▼
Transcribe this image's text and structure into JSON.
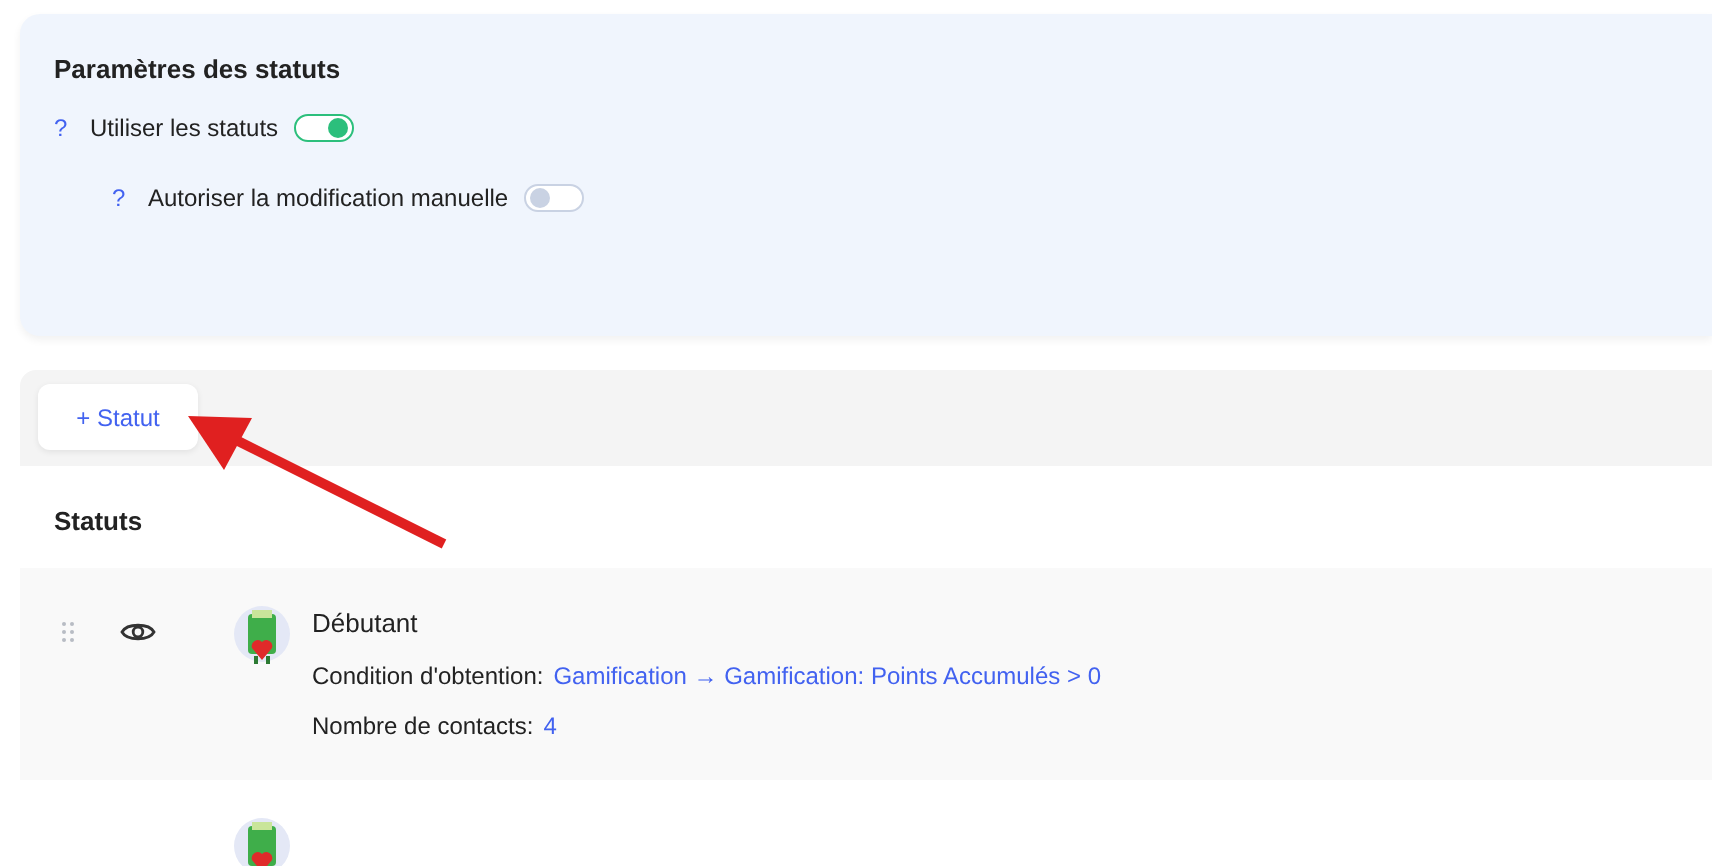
{
  "settings": {
    "title": "Paramètres des statuts",
    "options": [
      {
        "help": "?",
        "label": "Utiliser les statuts",
        "on": true,
        "children": [
          {
            "help": "?",
            "label": "Autoriser la modification manuelle",
            "on": false
          }
        ]
      }
    ]
  },
  "add_button": "+ Statut",
  "statuses": {
    "title": "Statuts",
    "items": [
      {
        "kind": "full",
        "name": "Débutant",
        "condition_label": "Condition d'obtention:",
        "condition": "Gamification → Gamification: Points Accumulés > 0",
        "contacts_label": "Nombre de contacts:",
        "contacts": "4"
      },
      {
        "kind": "partial"
      }
    ]
  }
}
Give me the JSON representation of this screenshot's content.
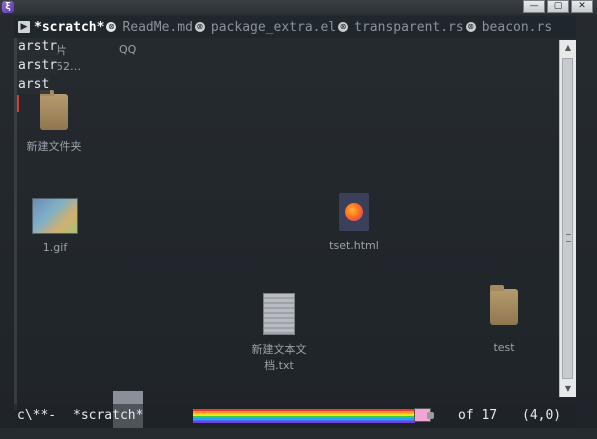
{
  "window": {
    "app_icon_glyph": "ξ",
    "buttons": {
      "minimize": "—",
      "maximize": "▢",
      "close": "✕"
    }
  },
  "tabs": {
    "left_arrow": "▶",
    "items": [
      {
        "label": "*scratch*",
        "active": true
      },
      {
        "label": "ReadMe.md",
        "active": false
      },
      {
        "label": "package_extra.el",
        "active": false
      },
      {
        "label": "transparent.rs",
        "active": false
      },
      {
        "label": "beacon.rs",
        "active": false
      }
    ],
    "close_glyph": "⊗"
  },
  "editor": {
    "lines": [
      "arstr",
      "arstr",
      "arst"
    ]
  },
  "desktop": {
    "icons": [
      {
        "label": "片",
        "id": "top-partial-1"
      },
      {
        "label": "52…",
        "id": "top-partial-2"
      },
      {
        "label": "QQ",
        "id": "qq"
      },
      {
        "label": "新建文件夹",
        "id": "new-folder"
      },
      {
        "label": "1.gif",
        "id": "gif"
      },
      {
        "label": "tset.html",
        "id": "html"
      },
      {
        "label": "新建文本文",
        "id": "txt-line1"
      },
      {
        "label": "档.txt",
        "id": "txt-line2"
      },
      {
        "label": "test",
        "id": "test-folder"
      }
    ]
  },
  "modeline": {
    "state": "c\\**-",
    "buffer": "*scratch*",
    "position": "of 17",
    "line_col": "(4,0)"
  },
  "scrollbar": {
    "up_glyph": "▲",
    "down_glyph": "▼",
    "grip": "≡"
  },
  "colors": {
    "background": "#20262c",
    "cursor": "#d43c3c",
    "active_tab": "#ffffff",
    "inactive_tab": "#8b929a"
  }
}
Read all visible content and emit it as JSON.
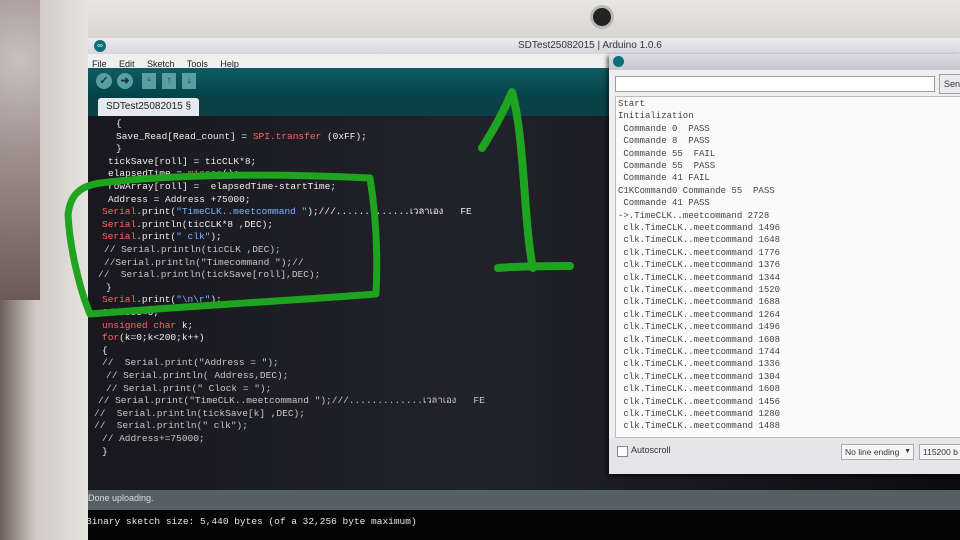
{
  "ide": {
    "title": "SDTest25082015 | Arduino 1.0.6",
    "menu": [
      "File",
      "Edit",
      "Sketch",
      "Tools",
      "Help"
    ],
    "toolbar": {
      "verify": "✓",
      "upload": "➜",
      "new": "▫",
      "open": "↑",
      "save": "↓"
    },
    "tab_label": "SDTest25082015 §",
    "code_lines": [
      "  {",
      "    Save_Read[Read_count] = SPI.transfer (0xFF);",
      "  }",
      "  tickSave[roll] = ticCLK*8;",
      "  elapsedTime = micros();",
      "  rowArray[roll] =  elapsedTime-startTime;",
      "  Address = Address +75000;",
      " Serial.print(\"TimeCLK..meetcommand \");///.............เวลาเอง   FE",
      " Serial.println(ticCLK*8 ,DEC);",
      " Serial.print(\" clk\");",
      "  // Serial.println(ticCLK ,DEC);",
      "  //Serial.println(\"Timecommand \");//",
      "//  Serial.println(tickSave[roll],DEC);",
      " }",
      " Serial.print(\"\\n\\r\");",
      " Address=0;",
      " unsigned char k;",
      " for(k=0;k<200;k++)",
      " {",
      " //  Serial.print(\"Address = \");",
      "  // Serial.println( Address,DEC);",
      "  // Serial.print(\" Clock = \");",
      "// Serial.print(\"TimeCLK..meetcommand \");///.............เวลาเอง   FE",
      "//  Serial.println(tickSave[k] ,DEC);",
      "//  Serial.println(\" clk\");",
      "  // Address+=75000;",
      " }"
    ],
    "status": "Done uploading.",
    "console": "Binary sketch size: 5,440 bytes (of a 32,256 byte maximum)"
  },
  "serial_monitor": {
    "send_label": "Send",
    "output_lines": [
      "Start",
      "Initialization",
      " Commande 0  PASS",
      " Commande 8  PASS",
      " Commande 55  FAIL",
      " Commande 55  PASS",
      " Commande 41 FAIL",
      "C1KCommand0 Commande 55  PASS",
      " Commande 41 PASS",
      "->.TimeCLK..meetcommand 2728",
      " clk.TimeCLK..meetcommand 1496",
      " clk.TimeCLK..meetcommand 1648",
      " clk.TimeCLK..meetcommand 1776",
      " clk.TimeCLK..meetcommand 1376",
      " clk.TimeCLK..meetcommand 1344",
      " clk.TimeCLK..meetcommand 1520",
      " clk.TimeCLK..meetcommand 1688",
      " clk.TimeCLK..meetcommand 1264",
      " clk.TimeCLK..meetcommand 1496",
      " clk.TimeCLK..meetcommand 1608",
      " clk.TimeCLK..meetcommand 1744",
      " clk.TimeCLK..meetcommand 1336",
      " clk.TimeCLK..meetcommand 1304",
      " clk.TimeCLK..meetcommand 1608",
      " clk.TimeCLK..meetcommand 1456",
      " clk.TimeCLK..meetcommand 1280",
      " clk.TimeCLK..meetcommand 1488"
    ],
    "autoscroll_label": "Autoscroll",
    "line_ending": "No line ending",
    "baud": "115200 b"
  },
  "annotation_text": "1",
  "colors": {
    "annotation": "#1fa41f",
    "toolbar": "#0e5d63",
    "editor_bg": "#1a1a20"
  }
}
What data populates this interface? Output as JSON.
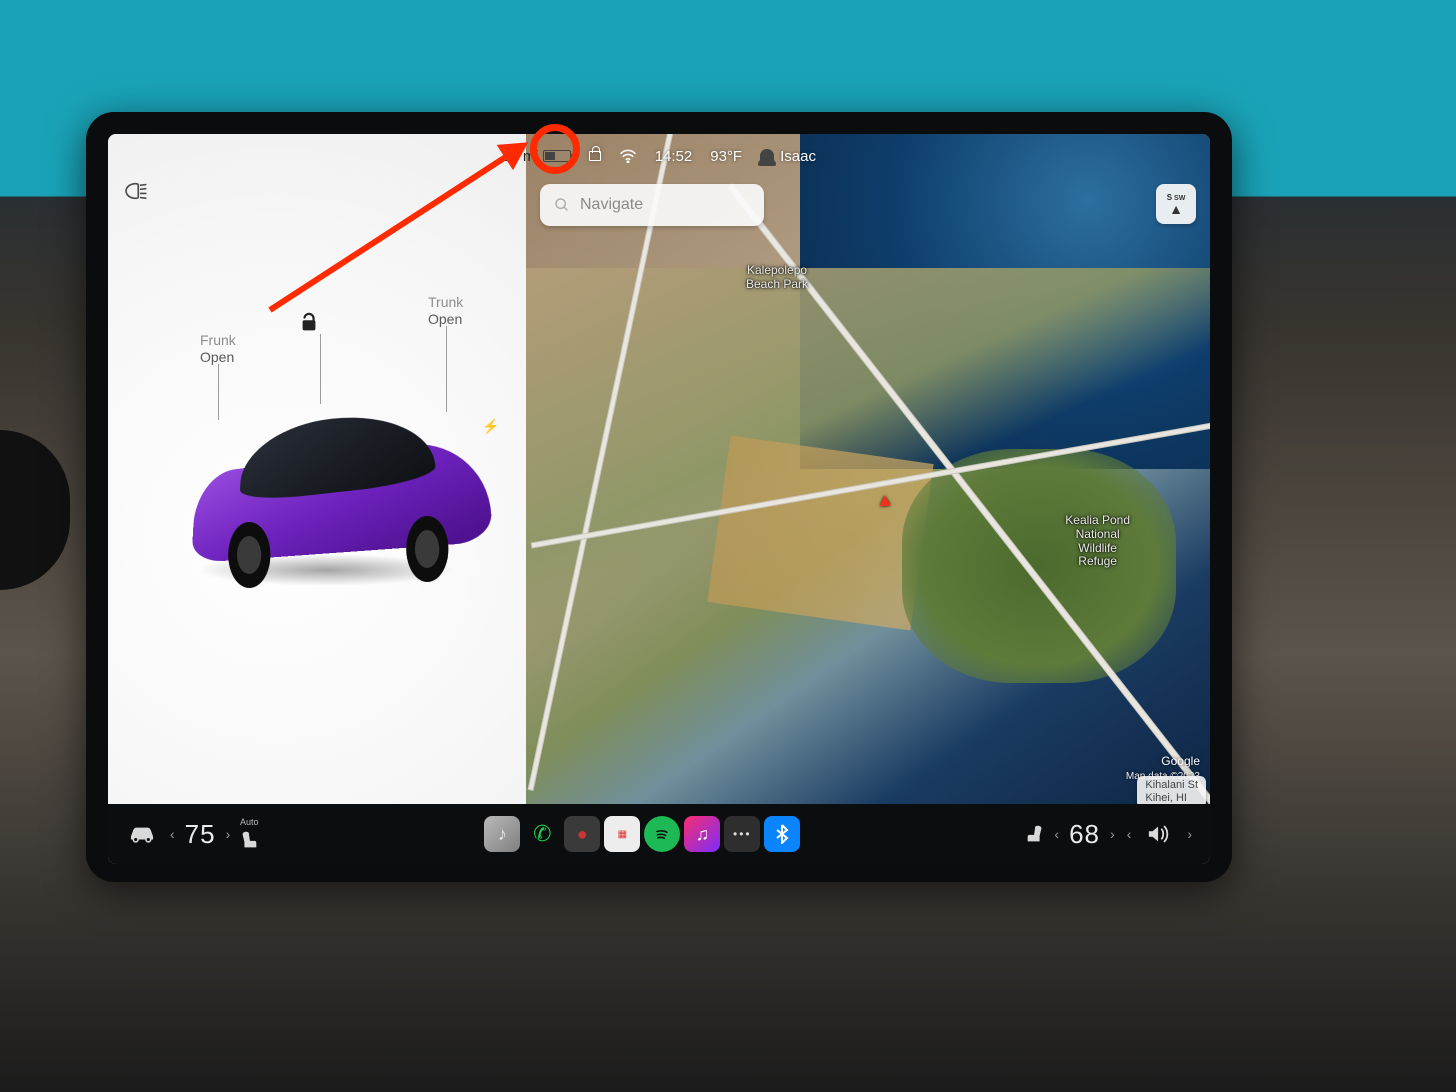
{
  "statusbar": {
    "range": "84 mi",
    "time": "14:52",
    "temperature": "93°F",
    "profile_name": "Isaac"
  },
  "car_panel": {
    "frunk": {
      "title": "Frunk",
      "state": "Open"
    },
    "trunk": {
      "title": "Trunk",
      "state": "Open"
    }
  },
  "map": {
    "search_placeholder": "Navigate",
    "compass": {
      "cardinal": "S",
      "sub": "SW"
    },
    "labels": {
      "beach_park": "Kalepolepo\nBeach Park",
      "refuge": "Kealia Pond\nNational\nWildlife\nRefuge"
    },
    "credit": "Google",
    "map_data": "Map data ©2023",
    "street": {
      "name": "Kihalani St",
      "city": "Kihei, HI"
    }
  },
  "bottombar": {
    "driver_temp": "75",
    "passenger_temp": "68",
    "seat_mode": "Auto"
  }
}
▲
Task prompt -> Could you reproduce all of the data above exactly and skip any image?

Expected answer ->
Transcribe this image's text and structure into JSON.
{
  "settings": {
    "title": "Paramètres des statuts",
    "options": [
      {
        "help": "?",
        "label": "Utiliser les statuts",
        "on": true,
        "children": [
          {
            "help": "?",
            "label": "Autoriser la modification manuelle",
            "on": false
          }
        ]
      }
    ]
  },
  "add_button": "+ Statut",
  "statuses": {
    "title": "Statuts",
    "items": [
      {
        "kind": "full",
        "name": "Débutant",
        "condition_label": "Condition d'obtention:",
        "condition": "Gamification → Gamification: Points Accumulés > 0",
        "contacts_label": "Nombre de contacts:",
        "contacts": "4"
      },
      {
        "kind": "partial"
      }
    ]
  }
}
Give me the JSON representation of this screenshot's content.
{
  "window": {
    "app_icon_glyph": "ξ",
    "buttons": {
      "minimize": "—",
      "maximize": "▢",
      "close": "✕"
    }
  },
  "tabs": {
    "left_arrow": "▶",
    "items": [
      {
        "label": "*scratch*",
        "active": true
      },
      {
        "label": "ReadMe.md",
        "active": false
      },
      {
        "label": "package_extra.el",
        "active": false
      },
      {
        "label": "transparent.rs",
        "active": false
      },
      {
        "label": "beacon.rs",
        "active": false
      }
    ],
    "close_glyph": "⊗"
  },
  "editor": {
    "lines": [
      "arstr",
      "arstr",
      "arst"
    ]
  },
  "desktop": {
    "icons": [
      {
        "label": "片",
        "id": "top-partial-1"
      },
      {
        "label": "52…",
        "id": "top-partial-2"
      },
      {
        "label": "QQ",
        "id": "qq"
      },
      {
        "label": "新建文件夹",
        "id": "new-folder"
      },
      {
        "label": "1.gif",
        "id": "gif"
      },
      {
        "label": "tset.html",
        "id": "html"
      },
      {
        "label": "新建文本文",
        "id": "txt-line1"
      },
      {
        "label": "档.txt",
        "id": "txt-line2"
      },
      {
        "label": "test",
        "id": "test-folder"
      }
    ]
  },
  "modeline": {
    "state": "c\\**-",
    "buffer": "*scratch*",
    "position": "of 17",
    "line_col": "(4,0)"
  },
  "scrollbar": {
    "up_glyph": "▲",
    "down_glyph": "▼",
    "grip": "≡"
  },
  "colors": {
    "background": "#20262c",
    "cursor": "#d43c3c",
    "active_tab": "#ffffff",
    "inactive_tab": "#8b929a"
  }
}
Read all visible content and emit it as JSON.
{
  "ide": {
    "title": "SDTest25082015 | Arduino 1.0.6",
    "menu": [
      "File",
      "Edit",
      "Sketch",
      "Tools",
      "Help"
    ],
    "toolbar": {
      "verify": "✓",
      "upload": "➜",
      "new": "▫",
      "open": "↑",
      "save": "↓"
    },
    "tab_label": "SDTest25082015 §",
    "code_lines": [
      "  {",
      "    Save_Read[Read_count] = SPI.transfer (0xFF);",
      "  }",
      "  tickSave[roll] = ticCLK*8;",
      "  elapsedTime = micros();",
      "  rowArray[roll] =  elapsedTime-startTime;",
      "  Address = Address +75000;",
      " Serial.print(\"TimeCLK..meetcommand \");///.............เวลาเอง   FE",
      " Serial.println(ticCLK*8 ,DEC);",
      " Serial.print(\" clk\");",
      "  // Serial.println(ticCLK ,DEC);",
      "  //Serial.println(\"Timecommand \");//",
      "//  Serial.println(tickSave[roll],DEC);",
      " }",
      " Serial.print(\"\\n\\r\");",
      " Address=0;",
      " unsigned char k;",
      " for(k=0;k<200;k++)",
      " {",
      " //  Serial.print(\"Address = \");",
      "  // Serial.println( Address,DEC);",
      "  // Serial.print(\" Clock = \");",
      "// Serial.print(\"TimeCLK..meetcommand \");///.............เวลาเอง   FE",
      "//  Serial.println(tickSave[k] ,DEC);",
      "//  Serial.println(\" clk\");",
      "  // Address+=75000;",
      " }"
    ],
    "status": "Done uploading.",
    "console": "Binary sketch size: 5,440 bytes (of a 32,256 byte maximum)"
  },
  "serial_monitor": {
    "send_label": "Send",
    "output_lines": [
      "Start",
      "Initialization",
      " Commande 0  PASS",
      " Commande 8  PASS",
      " Commande 55  FAIL",
      " Commande 55  PASS",
      " Commande 41 FAIL",
      "C1KCommand0 Commande 55  PASS",
      " Commande 41 PASS",
      "->.TimeCLK..meetcommand 2728",
      " clk.TimeCLK..meetcommand 1496",
      " clk.TimeCLK..meetcommand 1648",
      " clk.TimeCLK..meetcommand 1776",
      " clk.TimeCLK..meetcommand 1376",
      " clk.TimeCLK..meetcommand 1344",
      " clk.TimeCLK..meetcommand 1520",
      " clk.TimeCLK..meetcommand 1688",
      " clk.TimeCLK..meetcommand 1264",
      " clk.TimeCLK..meetcommand 1496",
      " clk.TimeCLK..meetcommand 1608",
      " clk.TimeCLK..meetcommand 1744",
      " clk.TimeCLK..meetcommand 1336",
      " clk.TimeCLK..meetcommand 1304",
      " clk.TimeCLK..meetcommand 1608",
      " clk.TimeCLK..meetcommand 1456",
      " clk.TimeCLK..meetcommand 1280",
      " clk.TimeCLK..meetcommand 1488"
    ],
    "autoscroll_label": "Autoscroll",
    "line_ending": "No line ending",
    "baud": "115200 b"
  },
  "annotation_text": "1",
  "colors": {
    "annotation": "#1fa41f",
    "toolbar": "#0e5d63",
    "editor_bg": "#1a1a20"
  }
}
What data populates this interface? Output as JSON.
{
  "statusbar": {
    "range": "84 mi",
    "time": "14:52",
    "temperature": "93°F",
    "profile_name": "Isaac"
  },
  "car_panel": {
    "frunk": {
      "title": "Frunk",
      "state": "Open"
    },
    "trunk": {
      "title": "Trunk",
      "state": "Open"
    }
  },
  "map": {
    "search_placeholder": "Navigate",
    "compass": {
      "cardinal": "S",
      "sub": "SW"
    },
    "labels": {
      "beach_park": "Kalepolepo\nBeach Park",
      "refuge": "Kealia Pond\nNational\nWildlife\nRefuge"
    },
    "credit": "Google",
    "map_data": "Map data ©2023",
    "street": {
      "name": "Kihalani St",
      "city": "Kihei, HI"
    }
  },
  "bottombar": {
    "driver_temp": "75",
    "passenger_temp": "68",
    "seat_mode": "Auto"
  }
}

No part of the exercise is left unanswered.